“If you are willing to risk your life for our country and you can do the job, you should be able to serve — no matter your gender identity or sexual orientation. Anything else are not simply discriminatory, it is disruptive to our military and it is counterproductive to our national security.”
Perhaps a war hero like Duckworth can get through to Trump.
So far it hasn’t been enough for him that the Department of Defense commissioned a 112 -page report on the effects of giving trans people in the military, discovering that there weren’t any fiscal or medical grounds to censor them.
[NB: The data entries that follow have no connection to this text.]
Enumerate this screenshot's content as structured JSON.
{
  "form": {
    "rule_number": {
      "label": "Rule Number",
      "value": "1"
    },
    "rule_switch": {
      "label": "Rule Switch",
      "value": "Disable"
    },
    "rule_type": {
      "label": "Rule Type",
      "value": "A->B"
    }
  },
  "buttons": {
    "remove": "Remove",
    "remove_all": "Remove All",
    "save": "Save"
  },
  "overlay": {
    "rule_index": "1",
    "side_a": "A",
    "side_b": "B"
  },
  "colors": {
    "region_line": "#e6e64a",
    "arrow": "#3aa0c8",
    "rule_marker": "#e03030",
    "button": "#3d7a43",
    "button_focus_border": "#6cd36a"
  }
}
Maybe there’s to be expected that the expressions of actual trans people who have served in the military might sway the president’s memory or that he can be convinced by his own words, which extolled the virtues of the military’s “shared sense of purpose” that transcended our gaps, contributing, “All service members are brother and sisters.”
If all that miscarries, however, Duckworth is prepared to push for legislation that takes the present decision out of his hands.
“If the President enacts this ban, which would harm our military readiness, the Democratic and Republican Members of Congress who oppose this discrimination must enact legislation that forecloses it from taking outcome, ” she mentions following the conclusion of her statement.”
There’s no telling whether such a legislation would have a shot of constructing it through Congress and forestalling the right of veto, but there’s hope. After all, a remarkable collecting of otherwise conservative lawmakers stepped forward to criticize Trump’s proscribe the working day he tweeted it out. They may soon have the opportunity to take it beyond simple words and evidence their corroborate through action.